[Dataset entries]
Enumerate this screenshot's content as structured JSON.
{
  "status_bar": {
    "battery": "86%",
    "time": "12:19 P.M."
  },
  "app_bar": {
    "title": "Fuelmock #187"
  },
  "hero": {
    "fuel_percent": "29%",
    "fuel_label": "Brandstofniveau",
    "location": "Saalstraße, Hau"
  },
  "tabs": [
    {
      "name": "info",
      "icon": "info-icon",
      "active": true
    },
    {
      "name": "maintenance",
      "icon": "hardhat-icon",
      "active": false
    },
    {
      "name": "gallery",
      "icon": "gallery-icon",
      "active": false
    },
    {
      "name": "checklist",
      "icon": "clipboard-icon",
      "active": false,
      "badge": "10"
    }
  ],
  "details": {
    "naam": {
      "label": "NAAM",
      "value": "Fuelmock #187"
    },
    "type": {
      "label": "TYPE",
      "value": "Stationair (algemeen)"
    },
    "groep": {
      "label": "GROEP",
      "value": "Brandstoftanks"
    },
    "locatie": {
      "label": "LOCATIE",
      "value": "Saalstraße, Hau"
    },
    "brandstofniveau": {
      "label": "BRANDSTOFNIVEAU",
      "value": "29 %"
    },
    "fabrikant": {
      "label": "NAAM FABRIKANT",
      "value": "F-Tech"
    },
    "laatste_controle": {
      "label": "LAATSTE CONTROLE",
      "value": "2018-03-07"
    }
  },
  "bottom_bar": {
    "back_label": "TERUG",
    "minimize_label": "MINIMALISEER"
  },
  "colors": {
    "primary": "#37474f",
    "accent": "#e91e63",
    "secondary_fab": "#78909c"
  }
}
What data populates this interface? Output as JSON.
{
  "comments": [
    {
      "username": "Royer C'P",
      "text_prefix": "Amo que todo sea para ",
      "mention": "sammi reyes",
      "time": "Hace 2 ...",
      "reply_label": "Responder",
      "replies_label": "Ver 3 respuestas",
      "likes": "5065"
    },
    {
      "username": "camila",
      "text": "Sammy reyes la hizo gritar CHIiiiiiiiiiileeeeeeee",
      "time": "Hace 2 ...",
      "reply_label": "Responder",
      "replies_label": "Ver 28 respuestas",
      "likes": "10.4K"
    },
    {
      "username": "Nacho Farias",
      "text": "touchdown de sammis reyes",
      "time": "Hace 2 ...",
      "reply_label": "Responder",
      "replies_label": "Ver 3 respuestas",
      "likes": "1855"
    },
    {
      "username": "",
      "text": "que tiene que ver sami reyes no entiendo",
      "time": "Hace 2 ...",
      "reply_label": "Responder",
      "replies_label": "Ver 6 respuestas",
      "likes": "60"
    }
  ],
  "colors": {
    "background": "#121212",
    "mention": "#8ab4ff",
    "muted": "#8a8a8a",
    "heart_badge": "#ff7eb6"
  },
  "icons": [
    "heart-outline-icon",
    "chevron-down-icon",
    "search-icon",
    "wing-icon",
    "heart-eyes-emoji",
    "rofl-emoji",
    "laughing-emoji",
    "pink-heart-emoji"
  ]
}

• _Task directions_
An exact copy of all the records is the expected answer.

• _Written response_
Enumerate this screenshot's content as structured JSON.
{
  "status_bar": {
    "battery": "86%",
    "time": "12:19 P.M."
  },
  "app_bar": {
    "title": "Fuelmock #187"
  },
  "hero": {
    "fuel_percent": "29%",
    "fuel_label": "Brandstofniveau",
    "location": "Saalstraße, Hau"
  },
  "tabs": [
    {
      "name": "info",
      "icon": "info-icon",
      "active": true
    },
    {
      "name": "maintenance",
      "icon": "hardhat-icon",
      "active": false
    },
    {
      "name": "gallery",
      "icon": "gallery-icon",
      "active": false
    },
    {
      "name": "checklist",
      "icon": "clipboard-icon",
      "active": false,
      "badge": "10"
    }
  ],
  "details": {
    "naam": {
      "label": "NAAM",
      "value": "Fuelmock #187"
    },
    "type": {
      "label": "TYPE",
      "value": "Stationair (algemeen)"
    },
    "groep": {
      "label": "GROEP",
      "value": "Brandstoftanks"
    },
    "locatie": {
      "label": "LOCATIE",
      "value": "Saalstraße, Hau"
    },
    "brandstofniveau": {
      "label": "BRANDSTOFNIVEAU",
      "value": "29 %"
    },
    "fabrikant": {
      "label": "NAAM FABRIKANT",
      "value": "F-Tech"
    },
    "laatste_controle": {
      "label": "LAATSTE CONTROLE",
      "value": "2018-03-07"
    }
  },
  "bottom_bar": {
    "back_label": "TERUG",
    "minimize_label": "MINIMALISEER"
  },
  "colors": {
    "primary": "#37474f",
    "accent": "#e91e63",
    "secondary_fab": "#78909c"
  }
}
What data populates this interface? Output as JSON.
{
  "comments": [
    {
      "username": "Royer C'P",
      "text_prefix": "Amo que todo sea para ",
      "mention": "sammi reyes",
      "time": "Hace 2 ...",
      "reply_label": "Responder",
      "replies_label": "Ver 3 respuestas",
      "likes": "5065"
    },
    {
      "username": "camila",
      "text": "Sammy reyes la hizo gritar CHIiiiiiiiiiileeeeeeee",
      "time": "Hace 2 ...",
      "reply_label": "Responder",
      "replies_label": "Ver 28 respuestas",
      "likes": "10.4K"
    },
    {
      "username": "Nacho Farias",
      "text": "touchdown de sammis reyes",
      "time": "Hace 2 ...",
      "reply_label": "Responder",
      "replies_label": "Ver 3 respuestas",
      "likes": "1855"
    },
    {
      "username": "",
      "text": "que tiene que ver sami reyes no entiendo",
      "time": "Hace 2 ...",
      "reply_label": "Responder",
      "replies_label": "Ver 6 respuestas",
      "likes": "60"
    }
  ],
  "colors": {
    "background": "#121212",
    "mention": "#8ab4ff",
    "muted": "#8a8a8a",
    "heart_badge": "#ff7eb6"
  },
  "icons": [
    "heart-outline-icon",
    "chevron-down-icon",
    "search-icon",
    "wing-icon",
    "heart-eyes-emoji",
    "rofl-emoji",
    "laughing-emoji",
    "pink-heart-emoji"
  ]
}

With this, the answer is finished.